Pinola in Simpson County, Mississippi — The American South (East South Central)
Original County Seat of Simpson County
The 1850 census recorded 5 sawmills, 4 grist mills, 3 cotton gins, 2 tanneries, finishing shops, shoemaking, blacksmithing, and 2 saddlery shops. The coming of the railroad in 1900 brought drastic changes in population areas. Westville was to be abandoned but not forgotten. Shortly after Simpson County was organized, a county seat was located and named in honor of Colonel Cato West the site was to be called Westville. The first courthouse was a small log building, then, in 1827, a frame courthouse was erected. In 1844, the courthouse burned and was replaced by a much larger building which was also destroyed by fire in 1872. With all public records being destroyed in this tragic fire, the next courthouse was built of brick and was used until 1906 when the county seat was moved to Mendenhall.
Schools were taught in and around Westville.
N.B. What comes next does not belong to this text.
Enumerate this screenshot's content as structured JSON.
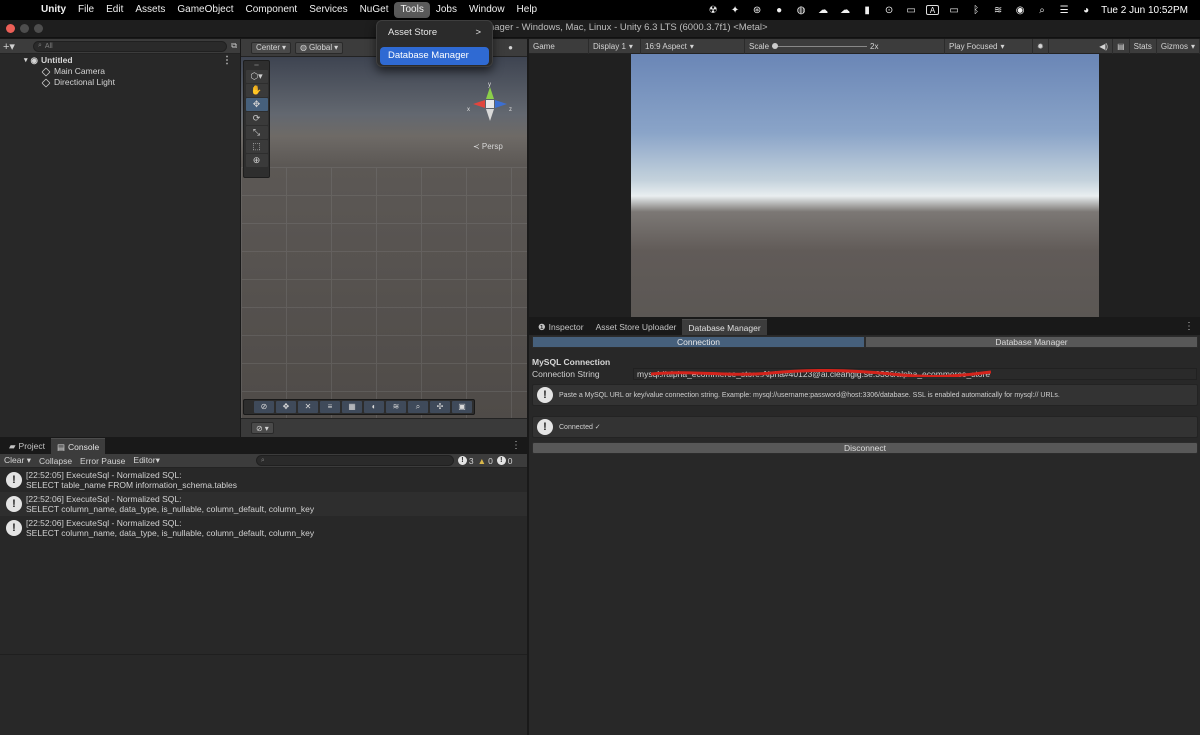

The first school building was not erected until 1850 "Westville Academy" Henry L Whitfield, later to become governor of Mississippi, served as principal of the school at one time.
Erected 1973 by Simpson County Historical Society.
Location. 31° 52.062′ N, 89° 56.723′ W. Marker is in Pinola, Mississippi, in Simpson County. Marker is on Old Westville Road, on the left when traveling south. Click for map. Marker is in this post office area: Pinola MS 39149, United States of America.
Other nearby markers. At least 4 other markers are within 15 miles of this marker, measured as the crow flies. The Piney Woods School (approx. 13.7 miles away); a different marker also named Piney Woods School (approx. 13.7 miles away); Martha Louise Morrow Foxx (approx. 13.7 miles away); First Choctaw Cession (approx. 14.5 miles away).
Categories. • Settlements & Settlers •
Credits. This page originally submitted on , by Jeff Lovorn of Florence, Mississippi. This page has been viewed 549 times since then and 119 times this year. Photo 1. submitted on , by Jeff Lovorn of Florence, Mississippi. • Craig Swain was the editor who published this page. This page was last revised on June 16, 2016.
Editor’s want-list for this marker. A photograph of the marker and the surrounding area in context. • Can you help?